Taipei, May 17 (CNA) Health and Welfare Minister Chen Shih-chung (陳時中) said Wednesday that he will lead a delegation to Geneva at the time of the World Health Assembly (WHA) meeting and will protest Taiwan's exclusion from this year's 10-day conference.
During a legislative committee hearing, Chen said his delegation will depart May 20 and will try to hold bilateral talks with representatives of participating countries and attend technical meetings at the WHA.
Taiwan had hoped to attend this year's WHA in Geneva from May 22-31 as an observer, as it had done in the past, but did not receive an invitation from the World Health Organization (WHO) due to China's obstruction.
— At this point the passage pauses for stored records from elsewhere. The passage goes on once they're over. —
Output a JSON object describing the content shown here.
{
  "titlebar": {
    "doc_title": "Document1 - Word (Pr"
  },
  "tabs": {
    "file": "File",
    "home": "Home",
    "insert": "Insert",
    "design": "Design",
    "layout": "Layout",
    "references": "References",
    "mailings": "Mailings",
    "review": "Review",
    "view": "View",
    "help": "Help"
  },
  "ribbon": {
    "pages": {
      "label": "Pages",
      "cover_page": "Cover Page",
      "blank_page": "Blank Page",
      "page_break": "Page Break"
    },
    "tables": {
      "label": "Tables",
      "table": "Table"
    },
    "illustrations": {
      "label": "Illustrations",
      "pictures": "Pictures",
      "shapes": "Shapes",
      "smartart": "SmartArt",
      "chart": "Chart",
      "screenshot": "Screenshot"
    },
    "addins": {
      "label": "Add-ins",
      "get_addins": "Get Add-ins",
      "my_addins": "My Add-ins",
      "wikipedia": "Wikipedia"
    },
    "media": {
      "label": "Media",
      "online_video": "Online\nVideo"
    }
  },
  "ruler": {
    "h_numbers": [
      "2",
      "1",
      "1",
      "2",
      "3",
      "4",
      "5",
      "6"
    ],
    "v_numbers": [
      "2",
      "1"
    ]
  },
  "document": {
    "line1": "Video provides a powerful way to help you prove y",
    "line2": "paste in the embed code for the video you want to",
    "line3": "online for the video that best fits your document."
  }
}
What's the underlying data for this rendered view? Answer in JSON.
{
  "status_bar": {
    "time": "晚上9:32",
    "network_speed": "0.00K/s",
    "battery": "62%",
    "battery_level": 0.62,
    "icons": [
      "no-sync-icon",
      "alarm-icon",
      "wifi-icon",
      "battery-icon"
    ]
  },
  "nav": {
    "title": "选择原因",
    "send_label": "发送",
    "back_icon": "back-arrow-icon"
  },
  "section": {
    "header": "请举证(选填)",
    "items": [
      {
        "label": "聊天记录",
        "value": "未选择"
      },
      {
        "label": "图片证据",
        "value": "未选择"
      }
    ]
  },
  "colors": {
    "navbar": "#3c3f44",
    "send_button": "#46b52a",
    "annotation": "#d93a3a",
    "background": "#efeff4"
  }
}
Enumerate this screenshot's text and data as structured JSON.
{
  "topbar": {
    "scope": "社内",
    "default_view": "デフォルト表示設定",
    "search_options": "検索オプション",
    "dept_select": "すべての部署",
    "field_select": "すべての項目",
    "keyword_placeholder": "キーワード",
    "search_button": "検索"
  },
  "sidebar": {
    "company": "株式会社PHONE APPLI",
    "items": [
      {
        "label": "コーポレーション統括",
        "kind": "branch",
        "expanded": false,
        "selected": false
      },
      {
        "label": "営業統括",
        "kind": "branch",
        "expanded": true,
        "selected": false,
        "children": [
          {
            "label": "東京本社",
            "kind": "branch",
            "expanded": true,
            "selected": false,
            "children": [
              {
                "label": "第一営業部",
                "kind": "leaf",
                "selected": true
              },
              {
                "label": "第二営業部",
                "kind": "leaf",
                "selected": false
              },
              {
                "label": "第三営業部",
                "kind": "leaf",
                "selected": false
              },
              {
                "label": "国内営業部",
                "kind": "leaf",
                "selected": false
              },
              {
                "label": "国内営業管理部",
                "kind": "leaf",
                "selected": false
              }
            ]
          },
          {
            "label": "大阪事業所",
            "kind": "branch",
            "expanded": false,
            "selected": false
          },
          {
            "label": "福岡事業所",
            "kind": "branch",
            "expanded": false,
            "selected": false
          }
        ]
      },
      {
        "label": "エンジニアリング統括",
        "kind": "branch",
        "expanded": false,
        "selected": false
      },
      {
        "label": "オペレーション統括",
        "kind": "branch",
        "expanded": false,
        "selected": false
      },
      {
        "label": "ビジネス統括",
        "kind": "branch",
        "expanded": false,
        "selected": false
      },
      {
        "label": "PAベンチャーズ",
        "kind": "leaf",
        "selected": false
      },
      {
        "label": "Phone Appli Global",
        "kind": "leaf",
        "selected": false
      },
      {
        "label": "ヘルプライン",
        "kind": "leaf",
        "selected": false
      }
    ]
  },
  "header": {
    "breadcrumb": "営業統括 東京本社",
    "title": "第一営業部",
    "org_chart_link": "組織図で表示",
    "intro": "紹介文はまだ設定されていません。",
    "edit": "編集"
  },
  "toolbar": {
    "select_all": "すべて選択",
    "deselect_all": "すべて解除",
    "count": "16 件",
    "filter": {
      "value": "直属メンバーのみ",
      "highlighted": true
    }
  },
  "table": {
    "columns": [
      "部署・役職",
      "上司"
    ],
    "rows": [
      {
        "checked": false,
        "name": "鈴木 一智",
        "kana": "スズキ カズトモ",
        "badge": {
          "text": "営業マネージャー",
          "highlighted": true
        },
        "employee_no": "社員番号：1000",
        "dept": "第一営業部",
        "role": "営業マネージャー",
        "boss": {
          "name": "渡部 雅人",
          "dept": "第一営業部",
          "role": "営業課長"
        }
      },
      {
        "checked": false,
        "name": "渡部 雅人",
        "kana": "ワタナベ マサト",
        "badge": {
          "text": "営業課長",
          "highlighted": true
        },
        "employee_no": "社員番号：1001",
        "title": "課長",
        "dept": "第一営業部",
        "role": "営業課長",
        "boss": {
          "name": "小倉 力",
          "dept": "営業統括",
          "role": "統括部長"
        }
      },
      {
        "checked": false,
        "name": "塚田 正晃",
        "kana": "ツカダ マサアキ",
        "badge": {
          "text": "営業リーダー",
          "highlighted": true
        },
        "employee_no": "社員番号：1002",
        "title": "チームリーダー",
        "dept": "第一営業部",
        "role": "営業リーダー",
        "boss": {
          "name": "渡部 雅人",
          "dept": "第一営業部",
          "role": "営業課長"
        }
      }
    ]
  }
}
The WHA is the WHO's decision-making body.
At Wednesday's legislative hearing, Chen told lawmakers in the Social Welfare and Environmental Hygiene Committee that his delegation will make every effort to hold discussions with representatives of the participating countries and will seek to have more bilateral meetings than the 32 held last year.
On the question of whether the Taiwanese delegation will stage a protest on the sidelines of the WHA, Chen said "protest is a must."
However, he said, the Taiwan delegation will likely face "suppression" by the organizers if it tries to attend technical meetings at the WHA.
Nonetheless, the delegation is prepared for that and will protest if it happens, Chen said.
The delegation will include Chou Jih-haw (周志浩), director-general of the Centers for Disease Control; Wu Shou-mei (吳秀梅), director-general of the Food and Drug Administration; Wang Ying-wei (王英偉), director-general of the Health Promotion Administration; and Lee Po-chang (李伯璋), director-general of the National Health Insurance Administration, according to the Ministry of Health and Welfare.
Taiwan first attended the WHA meeting as an observer in 2009, a year after the government of former President Ma Ying-jeou (馬英九) came to power and pursued a more conciliatory policy toward Beijing.
Taiwan had taken part in every WHA meeting since then, until this year.
Its exclusion is widely seen as the latest move by China to clamp down on Taiwan's international participation, a strategy that has become more aggressive since President Tsai Ing-wen (蔡英文) of the Democratic Progressive Party, who is less conciliatory toward China, came to power in May 2016.